## TASK STATEMENT:
In the material below, which lines hold the word "date"? Pick each one out.

◆ ◆ ◆ ◆

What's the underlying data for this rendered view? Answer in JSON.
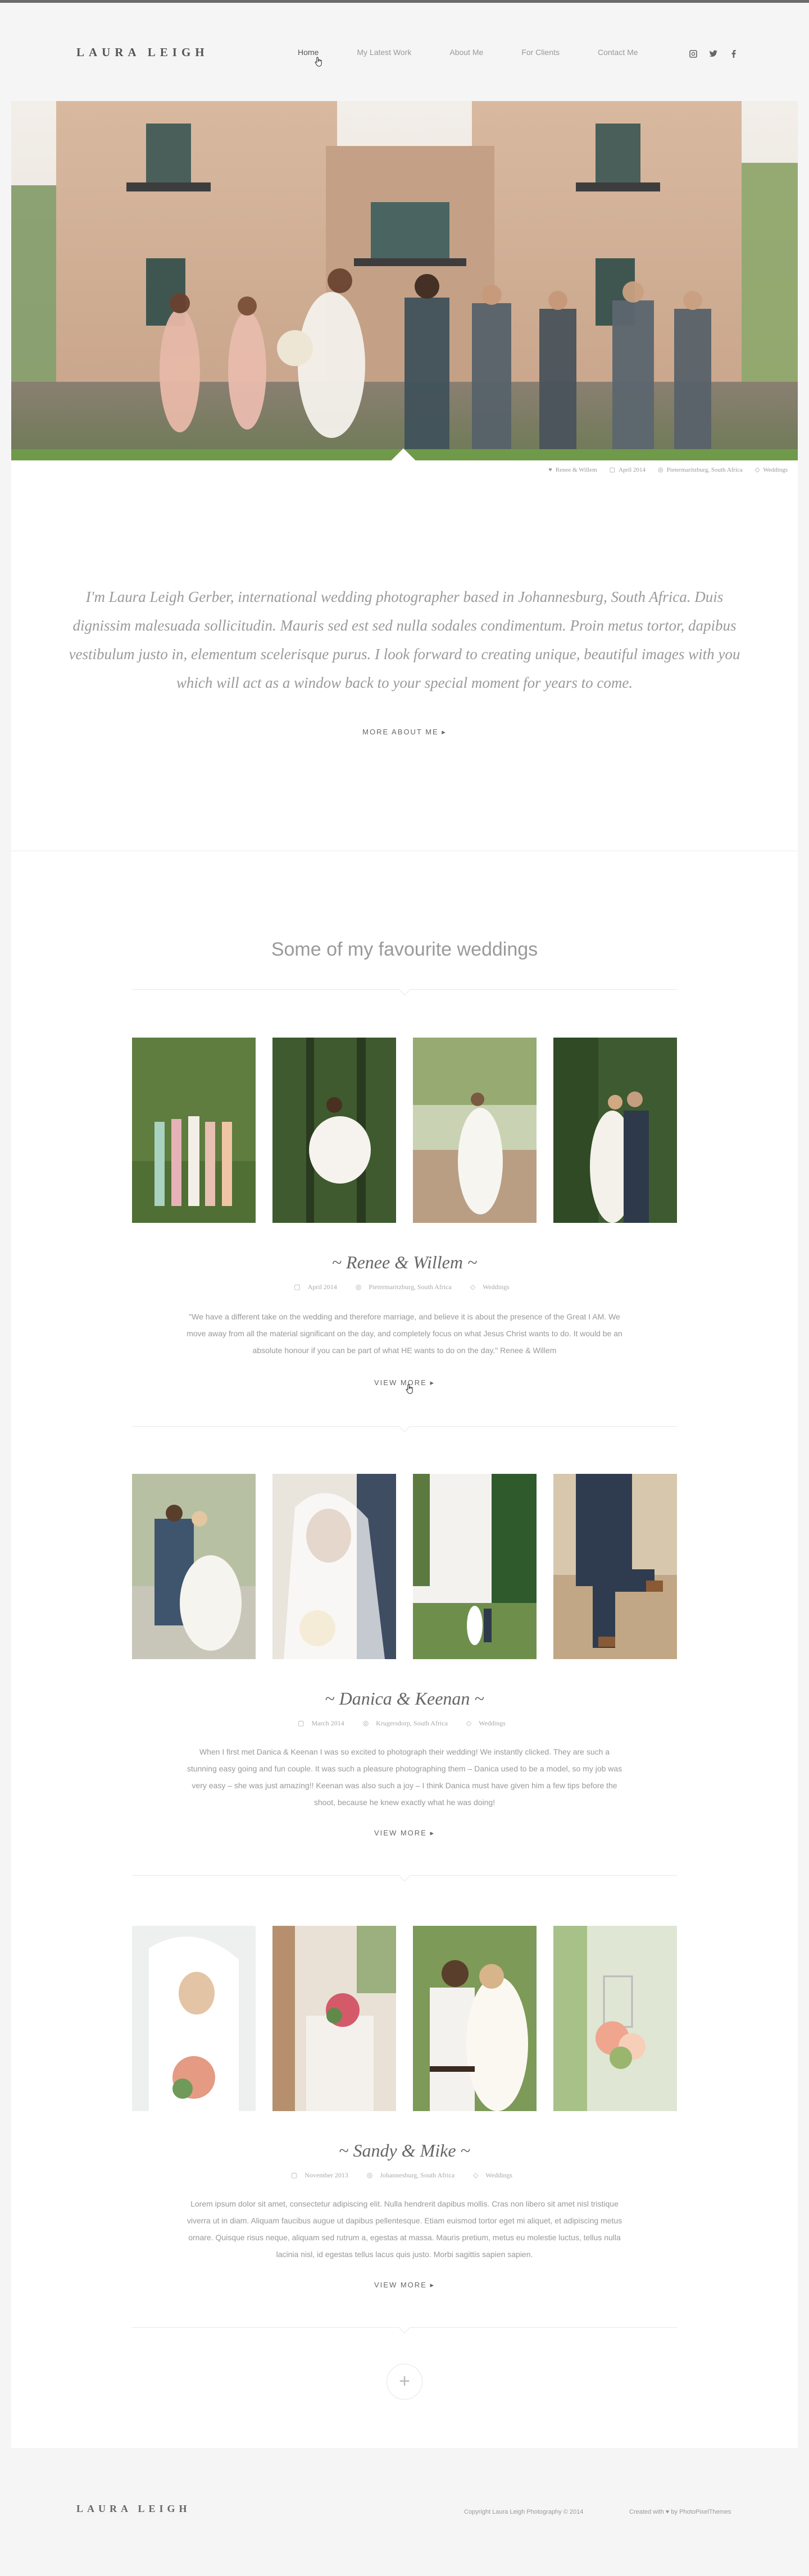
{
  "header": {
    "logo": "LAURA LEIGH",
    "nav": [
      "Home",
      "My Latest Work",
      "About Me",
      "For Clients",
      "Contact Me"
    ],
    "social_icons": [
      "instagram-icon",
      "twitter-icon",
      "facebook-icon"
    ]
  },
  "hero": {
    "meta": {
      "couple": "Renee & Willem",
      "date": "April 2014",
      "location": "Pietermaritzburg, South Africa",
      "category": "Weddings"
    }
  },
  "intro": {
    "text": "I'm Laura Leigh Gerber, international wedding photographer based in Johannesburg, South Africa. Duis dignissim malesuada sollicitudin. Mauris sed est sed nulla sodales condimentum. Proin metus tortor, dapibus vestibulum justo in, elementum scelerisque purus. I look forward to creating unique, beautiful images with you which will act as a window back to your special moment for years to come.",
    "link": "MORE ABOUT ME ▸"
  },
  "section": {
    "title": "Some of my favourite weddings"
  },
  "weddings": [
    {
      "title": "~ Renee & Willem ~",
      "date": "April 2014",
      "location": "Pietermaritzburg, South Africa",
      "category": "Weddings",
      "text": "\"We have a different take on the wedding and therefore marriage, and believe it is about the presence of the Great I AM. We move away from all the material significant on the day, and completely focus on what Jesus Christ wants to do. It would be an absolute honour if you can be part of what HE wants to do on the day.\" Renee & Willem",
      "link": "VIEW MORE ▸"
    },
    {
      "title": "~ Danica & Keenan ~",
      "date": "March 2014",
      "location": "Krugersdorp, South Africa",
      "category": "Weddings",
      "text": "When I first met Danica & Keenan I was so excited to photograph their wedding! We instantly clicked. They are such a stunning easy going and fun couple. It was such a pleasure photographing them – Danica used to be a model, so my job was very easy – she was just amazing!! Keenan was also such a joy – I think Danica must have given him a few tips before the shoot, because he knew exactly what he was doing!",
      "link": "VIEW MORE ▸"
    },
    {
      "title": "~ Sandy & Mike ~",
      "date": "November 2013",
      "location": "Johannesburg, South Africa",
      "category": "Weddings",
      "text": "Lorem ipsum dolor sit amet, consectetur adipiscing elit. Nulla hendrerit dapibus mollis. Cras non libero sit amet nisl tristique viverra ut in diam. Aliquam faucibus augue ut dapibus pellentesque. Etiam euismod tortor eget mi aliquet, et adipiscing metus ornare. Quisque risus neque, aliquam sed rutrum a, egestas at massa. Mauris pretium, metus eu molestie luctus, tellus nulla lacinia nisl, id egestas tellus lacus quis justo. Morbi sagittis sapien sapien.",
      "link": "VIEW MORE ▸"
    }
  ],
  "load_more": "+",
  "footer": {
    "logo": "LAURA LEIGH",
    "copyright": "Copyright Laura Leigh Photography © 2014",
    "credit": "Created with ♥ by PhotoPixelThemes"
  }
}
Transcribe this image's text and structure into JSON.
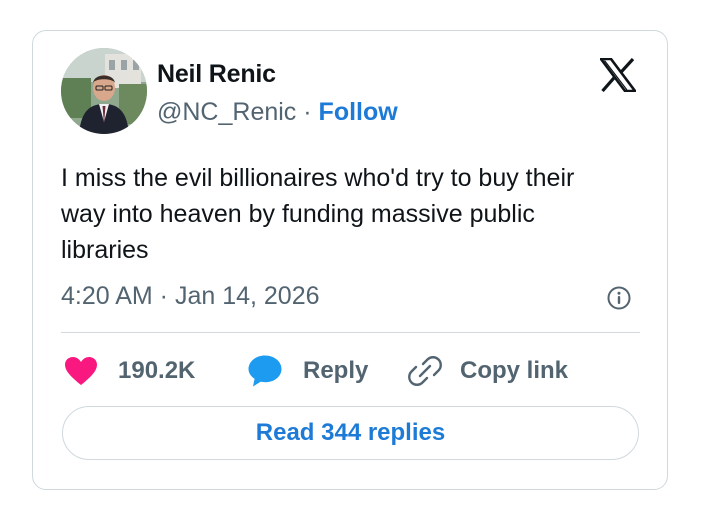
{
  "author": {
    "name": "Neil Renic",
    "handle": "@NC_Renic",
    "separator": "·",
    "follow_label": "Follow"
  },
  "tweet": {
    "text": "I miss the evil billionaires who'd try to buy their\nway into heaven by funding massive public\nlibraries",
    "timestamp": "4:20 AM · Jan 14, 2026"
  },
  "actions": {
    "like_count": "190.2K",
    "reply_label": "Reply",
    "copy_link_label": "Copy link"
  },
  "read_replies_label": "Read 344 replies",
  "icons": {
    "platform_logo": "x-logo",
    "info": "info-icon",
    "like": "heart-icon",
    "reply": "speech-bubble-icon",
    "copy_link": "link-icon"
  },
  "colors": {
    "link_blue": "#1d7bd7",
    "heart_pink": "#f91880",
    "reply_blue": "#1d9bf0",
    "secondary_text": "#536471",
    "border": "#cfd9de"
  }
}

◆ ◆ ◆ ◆

## FINAL ANSWER:
      "date": "April 2014",
      "date": "April 2014",
      "date": "March 2014",
      "date": "November 2013",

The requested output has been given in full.